“The one-notch upgrade of the Tribe’s ratings reflect Moody’s expectation of continued exceptionally strong credit metrics along with further and substantial investment in the Tribe’s two largest casinos that will help the Tribe maintain its dominant market position over the long-term,” Keith Foley, a Senior Vice President at Moody’s, said in a press release Thursday. “Even with the significant planned capital investment, the Tribe will be able to maintain very low leverage, at less than 2.0 times,” added Foley.

The tribe’s two “largest casinos” are the Seminole Hard Rock Hotel & Casino Hollywood, in Broward County, and the Seminole Hard Rock Hotel & Casino Tampa, on the other side of the state.

The revamped bond rating also takes into consideration the tribe’s continued payments to the state — in excess of $150 million — for the card games, according to the press release.

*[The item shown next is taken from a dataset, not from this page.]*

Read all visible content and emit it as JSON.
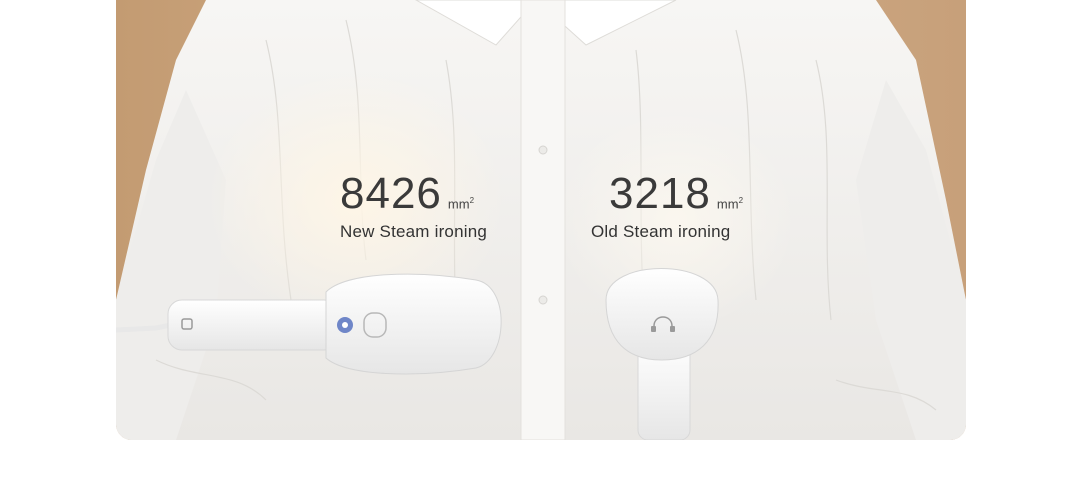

“The upgrade also considers Moody’s favorable view of the Tribe’s decision to continue to make revenue payments to the State of Florida despite a ruling in the Tribe’s favor that entitles the Tribe under the existing compact, which expires in 2030, to withhold revenue share payments. The ruling is related to the State’s decision to allow others (other than another Indian tribe) to conduct banked card games. As a result of that lack of exclusivity, the Tribe is entitled under the existing compact to conduct banked card games at all of its 7 casinos through 2030 without having to share revenue with the State. Despite the ruling, the Tribe continues to make revenue payments to the State and has not offered banked card games beyond the original 5 facilities allowed by the compact,” the June 15 release reads.

The tribe was unable to strike a new deal with lawmakers and Gov. Rick Scott during the regular session that ended in May. Scott and tribal leaders inked an agreement late in 2015, but the Legislature failed to give it the requisite approval.

Fitch Ratings also affirmed the Seminoles BBB rating last week.

The Seminoles’ “gaming division continues to experience steady, positive operating trends compared to more flat growth seen in other U.S. gaming markets,” Fitch noted in Thursday’s statement.

The Tribe and Seminole Gaming hailed the financial market news.

“The ratings upgrades, affirmations and strong new ratings are great news for the Seminole Tribe of Florida as we look toward a solid, stable future for the Tribe,” Chairman Marcellus Osceola Jr. said in a statement. “It means our Tribal members, employees, customers, vendor partners and community residents can count on many good years ahead.”

Seminole Gaming CEO Jim Allen said, “These improved and renewed investment-grade ratings will save millions of dollars by helping to keep borrowing costs low. They will help Seminole Gaming to continue as one of the world’s most profitable gaming enterprises.”